FLIES FLIES FLIES FLIES FLIES FLIES FLIES FLIES FLIES FLIES FLIES FLIES FLIES FLIES FLIES FLIES – of biblical proportions. None of us had ever seen anything like it. Our main tarp was rendered black with the flies that attached themselves to the inner surface. Along our chairs, on the tables. Even after we’d disposed of our trash and stowed the food in the coolers, they were everywhere. Goosebumps just thinking about it. Coincidentally, and I’m not making this up to provide literary irony here, the newspaper I’d brought to read that day featured an article about the troubled life of William Golding, the author of Lord of the Flies. I now regret not taking photos of it but, at the time, the notion of recording the torture for posterity didn’t register. The evening shift, after the flies had gone home for the day, was taken over by the mosquitos. Not as bad, either in number or aggressiveness, as I’ve encountered elsewhere but enough that I awoke the next morning with over a dozen bites on my legs.

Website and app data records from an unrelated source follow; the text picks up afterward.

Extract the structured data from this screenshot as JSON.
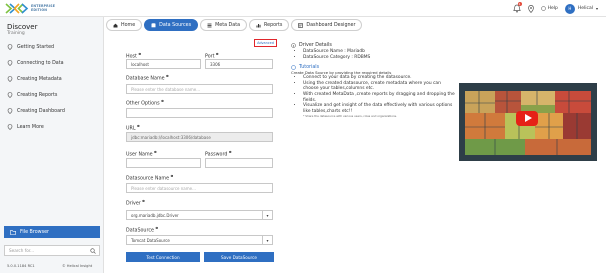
{
  "brand": {
    "line1": "ENTERPRISE",
    "line2": "EDITION"
  },
  "topbar": {
    "notif_count": "1",
    "help": "Help",
    "avatar_initials": "H",
    "user": "Helical"
  },
  "sidebar": {
    "title": "Discover",
    "subtitle": "Training",
    "items": [
      {
        "label": "Getting Started"
      },
      {
        "label": "Connecting to Data"
      },
      {
        "label": "Creating Metadata"
      },
      {
        "label": "Creating Reports"
      },
      {
        "label": "Creating Dashboard"
      },
      {
        "label": "Learn More"
      }
    ],
    "file_browser": "File Browser",
    "search_placeholder": "Search for...",
    "version": "5.0.0.1184 RC1",
    "copyright": "© Helical Insight"
  },
  "tabs": [
    {
      "label": "Home"
    },
    {
      "label": "Data Sources"
    },
    {
      "label": "Meta Data"
    },
    {
      "label": "Reports"
    },
    {
      "label": "Dashboard Designer"
    }
  ],
  "form": {
    "advanced": "Advanced",
    "host_label": "Host",
    "host_value": "localhost",
    "port_label": "Port",
    "port_value": "3306",
    "db_label": "Database Name",
    "db_placeholder": "Please enter the database name...",
    "other_label": "Other Options",
    "other_value": "",
    "url_label": "URL",
    "url_value": "jdbc:mariadb://localhost:3306/database",
    "user_label": "User Name",
    "user_value": "",
    "pass_label": "Password",
    "pass_value": "",
    "ds_label": "Datasource Name",
    "ds_placeholder": "Please enter datasource name...",
    "driver_label": "Driver",
    "driver_value": "org.mariadb.jdbc.Driver",
    "dstype_label": "DataSource",
    "dstype_value": "Tomcat DataSource",
    "test_btn": "Test Connection",
    "save_btn": "Save DataSource"
  },
  "info": {
    "driver_title": "Driver Details",
    "driver_items": [
      "DataSource Name : Mariadb",
      "DataSource Category : RDBMS"
    ],
    "tutorials_title": "Tutorials",
    "tutorials_intro": "Create Data Source by providing the required details",
    "tutorial_items": [
      "Connect to your data by creating the datasource.",
      "Using the created datasource, create metadata where you can choose your tables,columns etc.",
      "With created MetaData ,create reports by dragging and dropping the fields.",
      "Visualize and get insight of the data effectively with various options like tables,charts etc!!"
    ],
    "note": "* Share the datasource with various users, roles and organizations."
  }
}
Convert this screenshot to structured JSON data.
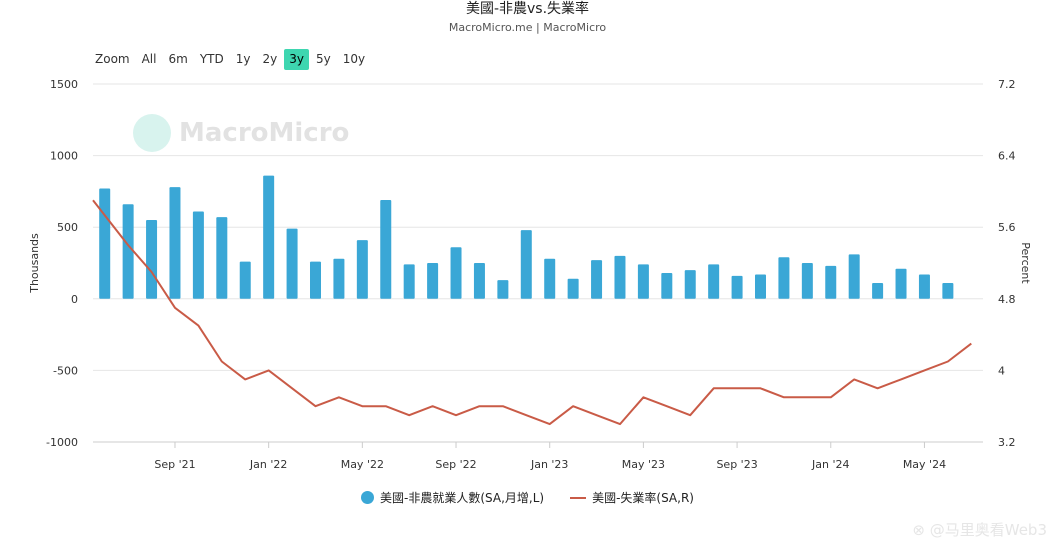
{
  "header": {
    "title": "美國-非農vs.失業率",
    "subtitle": "MacroMicro.me | MacroMicro"
  },
  "range_selector": {
    "buttons": [
      "Zoom",
      "All",
      "6m",
      "YTD",
      "1y",
      "2y",
      "3y",
      "5y",
      "10y"
    ],
    "active": "3y"
  },
  "watermark": {
    "logo_text": "MacroMicro",
    "footer_text": "⊗ @马里奥看Web3"
  },
  "colors": {
    "bars": "#3aa7d6",
    "line": "#c95b47",
    "active_button": "#3ed6b0",
    "grid": "#e6e6e6"
  },
  "chart_data": {
    "type": "bar+line",
    "x_tick_labels": [
      "Sep '21",
      "Jan '22",
      "May '22",
      "Sep '22",
      "Jan '23",
      "May '23",
      "Sep '23",
      "Jan '24",
      "May '24"
    ],
    "y_left": {
      "label": "Thousands",
      "ticks": [
        1500,
        1000,
        500,
        0,
        -500,
        -1000
      ],
      "range": [
        -1000,
        1500
      ]
    },
    "y_right": {
      "label": "Percent",
      "ticks": [
        "7.2",
        "6.4",
        "5.6",
        "4.8",
        "4",
        "3.2"
      ],
      "range": [
        3.2,
        7.2
      ]
    },
    "categories": [
      "2021-06",
      "2021-07",
      "2021-08",
      "2021-09",
      "2021-10",
      "2021-11",
      "2021-12",
      "2022-01",
      "2022-02",
      "2022-03",
      "2022-04",
      "2022-05",
      "2022-06",
      "2022-07",
      "2022-08",
      "2022-09",
      "2022-10",
      "2022-11",
      "2022-12",
      "2023-01",
      "2023-02",
      "2023-03",
      "2023-04",
      "2023-05",
      "2023-06",
      "2023-07",
      "2023-08",
      "2023-09",
      "2023-10",
      "2023-11",
      "2023-12",
      "2024-01",
      "2024-02",
      "2024-03",
      "2024-04",
      "2024-05",
      "2024-06",
      "2024-07"
    ],
    "series": [
      {
        "name": "美國-非農就業人數(SA,月增,L)",
        "type": "bar",
        "axis": "left",
        "values": [
          770,
          660,
          550,
          780,
          610,
          570,
          260,
          860,
          490,
          260,
          280,
          410,
          690,
          240,
          250,
          360,
          250,
          130,
          480,
          280,
          140,
          270,
          300,
          240,
          180,
          200,
          240,
          160,
          170,
          290,
          250,
          230,
          310,
          110,
          210,
          170,
          110
        ]
      },
      {
        "name": "美國-失業率(SA,R)",
        "type": "line",
        "axis": "right",
        "x_start_index": 0,
        "values": [
          5.9,
          5.4,
          5.1,
          4.7,
          4.5,
          4.1,
          3.9,
          4.0,
          3.8,
          3.6,
          3.7,
          3.6,
          3.6,
          3.5,
          3.6,
          3.5,
          3.6,
          3.6,
          3.5,
          3.4,
          3.6,
          3.5,
          3.4,
          3.7,
          3.6,
          3.5,
          3.8,
          3.8,
          3.8,
          3.7,
          3.7,
          3.7,
          3.9,
          3.8,
          3.9,
          4.0,
          4.1,
          4.3
        ]
      }
    ]
  }
}
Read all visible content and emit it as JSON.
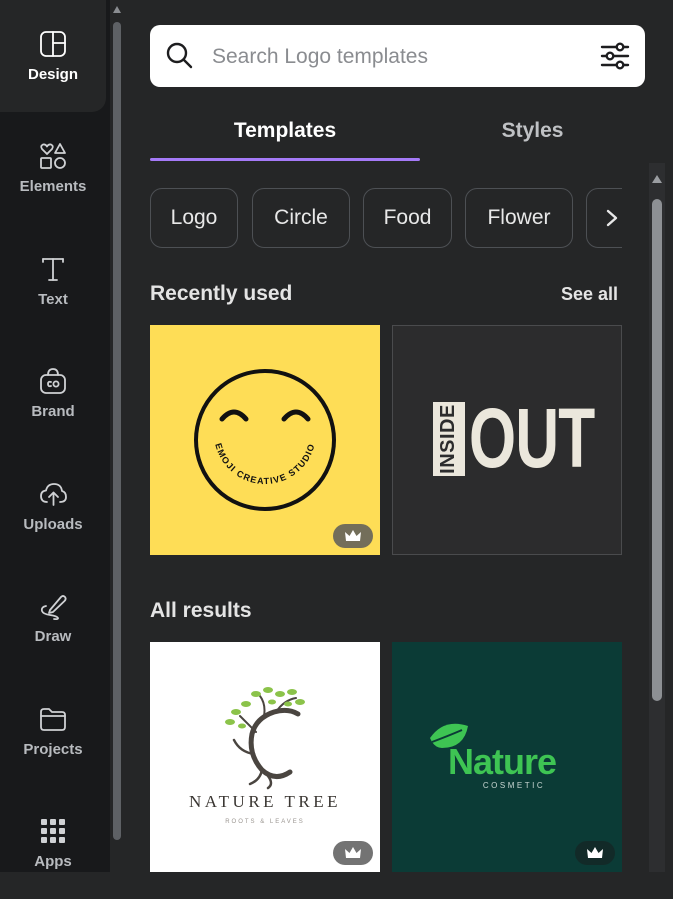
{
  "rail": {
    "items": [
      {
        "label": "Design",
        "icon": "design-icon"
      },
      {
        "label": "Elements",
        "icon": "elements-icon"
      },
      {
        "label": "Text",
        "icon": "text-icon"
      },
      {
        "label": "Brand",
        "icon": "brand-icon"
      },
      {
        "label": "Uploads",
        "icon": "uploads-icon"
      },
      {
        "label": "Draw",
        "icon": "draw-icon"
      },
      {
        "label": "Projects",
        "icon": "projects-icon"
      },
      {
        "label": "Apps",
        "icon": "apps-icon"
      }
    ],
    "active": "Design"
  },
  "search": {
    "placeholder": "Search Logo templates",
    "value": ""
  },
  "tabs": [
    {
      "label": "Templates",
      "selected": true
    },
    {
      "label": "Styles",
      "selected": false
    }
  ],
  "chips": [
    "Logo",
    "Circle",
    "Food",
    "Flower",
    ""
  ],
  "recently_used": {
    "title": "Recently used",
    "see_all": "See all"
  },
  "all_results": {
    "title": "All results"
  },
  "templates": {
    "emoji": {
      "ring_text": "EMOJI CREATIVE STUDIO",
      "premium": true
    },
    "inside_out": {
      "small_word": "INSIDE",
      "big_word": "OUT",
      "premium": false
    },
    "nature_tree": {
      "title": "NATURE TREE",
      "tagline": "ROOTS & LEAVES",
      "premium": true
    },
    "nature_cosmetic": {
      "title": "Nature",
      "subtitle": "COSMETIC",
      "premium": true
    }
  },
  "colors": {
    "accent": "#a57af7",
    "panel_bg": "#252627",
    "rail_bg": "#18191b",
    "emoji_bg": "#fedd56",
    "nature_green": "#3ec453",
    "nature_bg": "#0b3b36"
  }
}
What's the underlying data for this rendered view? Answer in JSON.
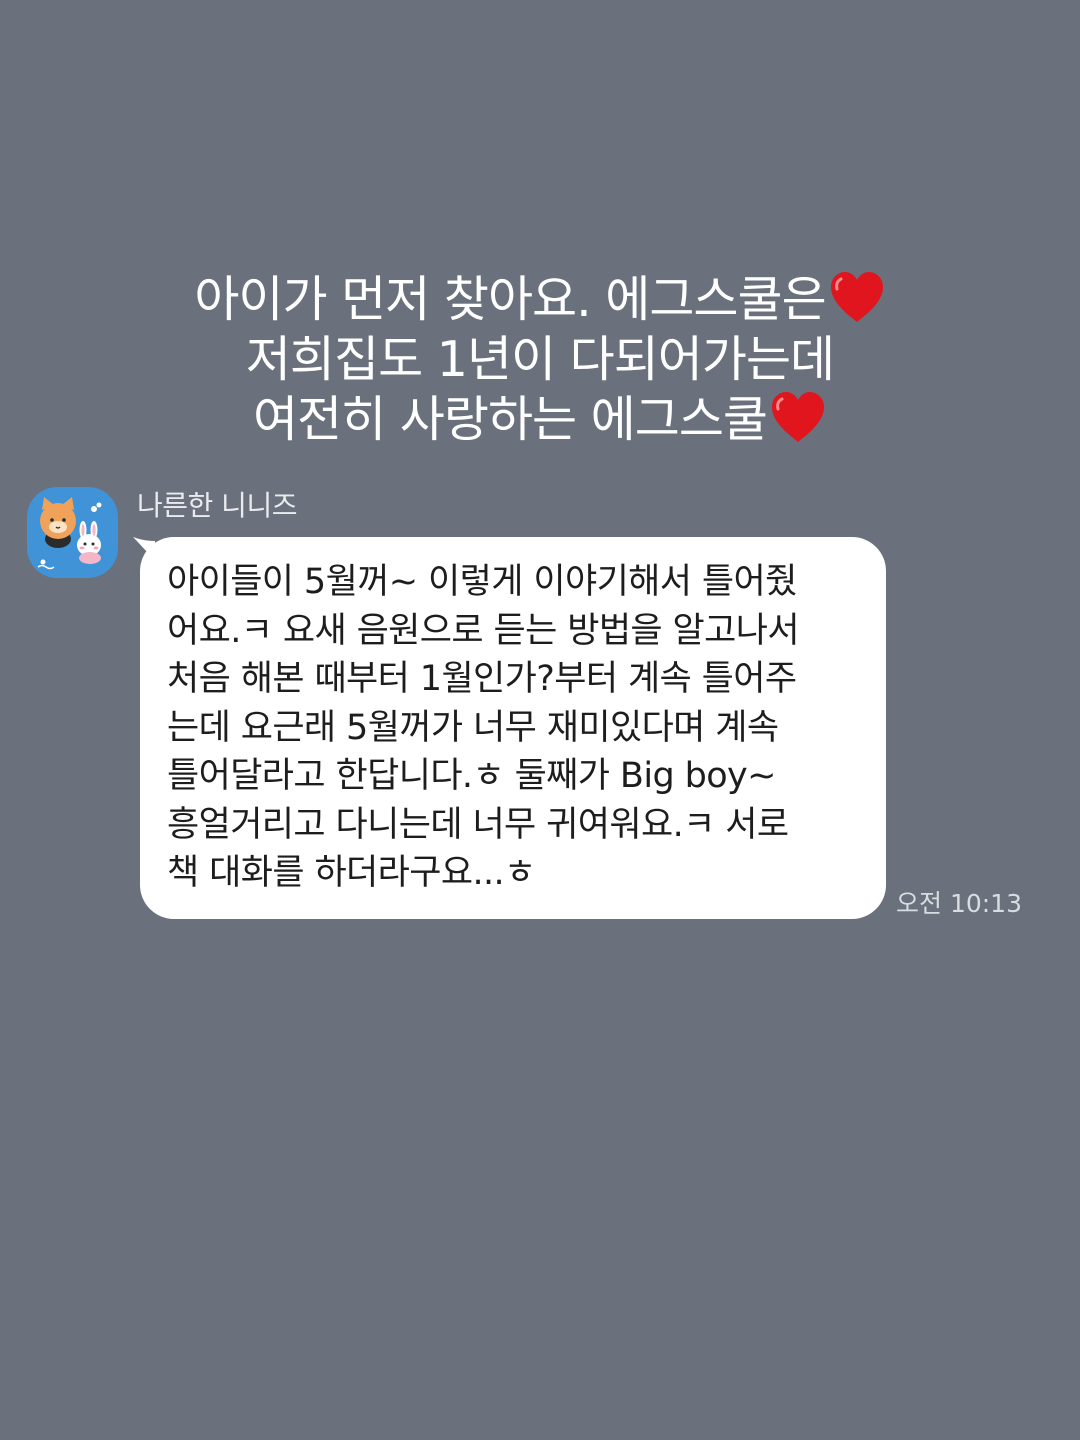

In a twist on the old saying about not wanting to see how sausages and laws are made -i.e., just appreciate the finished product – the process of making sausages by hand at Daegaya Meat Camp was mildly entertaining, but the resulting batch of sausages was, to put it mildly, rather unpleasant.
In an air-conditioned kitchen facility, a renovated classroom in the school building, the tutorial began with a 30-minute lecture on the history and “science” behind sausage-making. At this point, given the instructor’s seemingly vast store of knowledge and overly finite attention to detail, we assumed that we’d get our money’s worth. 1.5 kg of pork shoulder, about 20% fat content. On one hand, the use of pure fresh meat was appealing in contrast to the left-over and otherwise unusable bits and pieces of pig that are usually used to make sausages. On the other hand, those bits and pieces are largely what makes sausages so tasty, and why we usually don’t want to know what goes in them. The meat grinder was set on fine, resulting in a near paste. When I wondered aloud whether this would remove a significant amount of bite in the sausage, the instructor changed the setting for the second batch. The casings were made of artificially produced collagen. Part of me was disappointed that we weren’t using natural intestines, but everything about the experience was designed to eliminate the more unseemly aspects of sausage-making. With the meat scooped into a press machine, and the casing tied off on one end and attached on the other end to a nozzle at the base of the machine, one person turned a crank while another guided the meat into the casing and twisted the growing tube at intervals to make links.
Talk about lipstick on a pig. Not only did the sausages fail to resemble bangers, they failed to resemble any kind of sausage per se. After we’d cooked them on indirect heating on a grill to a perfect internal temperature of 68 degrees centigrade, as per instructions, the consensus was unanimous that they tasted lousy. The texture was unsavory, crumbly, like sawdust.